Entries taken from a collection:
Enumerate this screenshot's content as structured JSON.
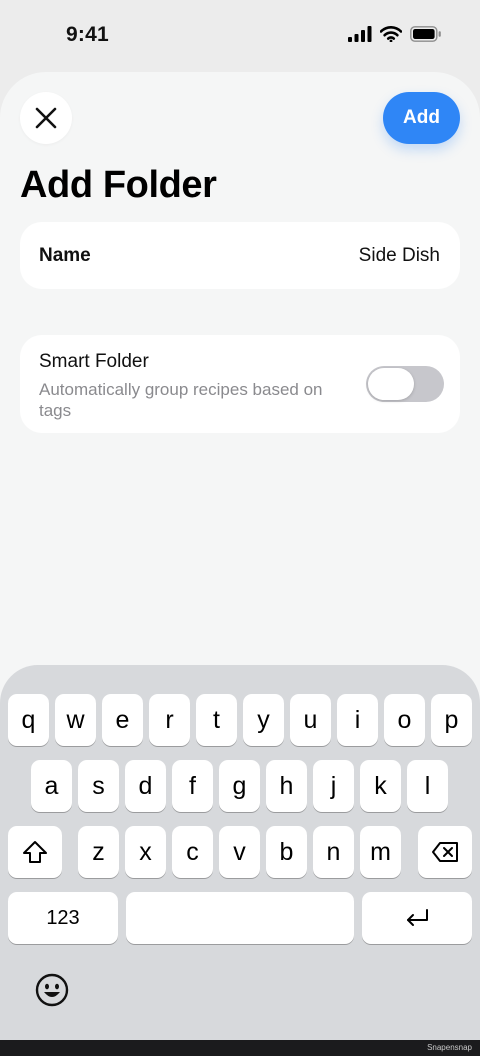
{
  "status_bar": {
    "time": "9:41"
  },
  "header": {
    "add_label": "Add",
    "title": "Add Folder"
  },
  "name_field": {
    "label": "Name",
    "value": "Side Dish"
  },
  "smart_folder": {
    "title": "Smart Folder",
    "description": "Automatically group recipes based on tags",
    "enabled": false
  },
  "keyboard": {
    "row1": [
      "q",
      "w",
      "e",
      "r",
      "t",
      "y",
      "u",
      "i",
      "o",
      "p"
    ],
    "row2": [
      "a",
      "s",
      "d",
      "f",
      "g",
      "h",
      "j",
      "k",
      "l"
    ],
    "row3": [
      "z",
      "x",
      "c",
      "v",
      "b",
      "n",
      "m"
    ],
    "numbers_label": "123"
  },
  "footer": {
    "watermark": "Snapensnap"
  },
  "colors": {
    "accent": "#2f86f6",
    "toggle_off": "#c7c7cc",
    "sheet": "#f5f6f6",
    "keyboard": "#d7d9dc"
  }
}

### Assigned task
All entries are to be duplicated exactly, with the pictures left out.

### Answer area
Enumerate this screenshot's content as structured JSON.
{
  "status_bar": {
    "time": "9:41"
  },
  "header": {
    "add_label": "Add",
    "title": "Add Folder"
  },
  "name_field": {
    "label": "Name",
    "value": "Side Dish"
  },
  "smart_folder": {
    "title": "Smart Folder",
    "description": "Automatically group recipes based on tags",
    "enabled": false
  },
  "keyboard": {
    "row1": [
      "q",
      "w",
      "e",
      "r",
      "t",
      "y",
      "u",
      "i",
      "o",
      "p"
    ],
    "row2": [
      "a",
      "s",
      "d",
      "f",
      "g",
      "h",
      "j",
      "k",
      "l"
    ],
    "row3": [
      "z",
      "x",
      "c",
      "v",
      "b",
      "n",
      "m"
    ],
    "numbers_label": "123"
  },
  "footer": {
    "watermark": "Snapensnap"
  },
  "colors": {
    "accent": "#2f86f6",
    "toggle_off": "#c7c7cc",
    "sheet": "#f5f6f6",
    "keyboard": "#d7d9dc"
  }
}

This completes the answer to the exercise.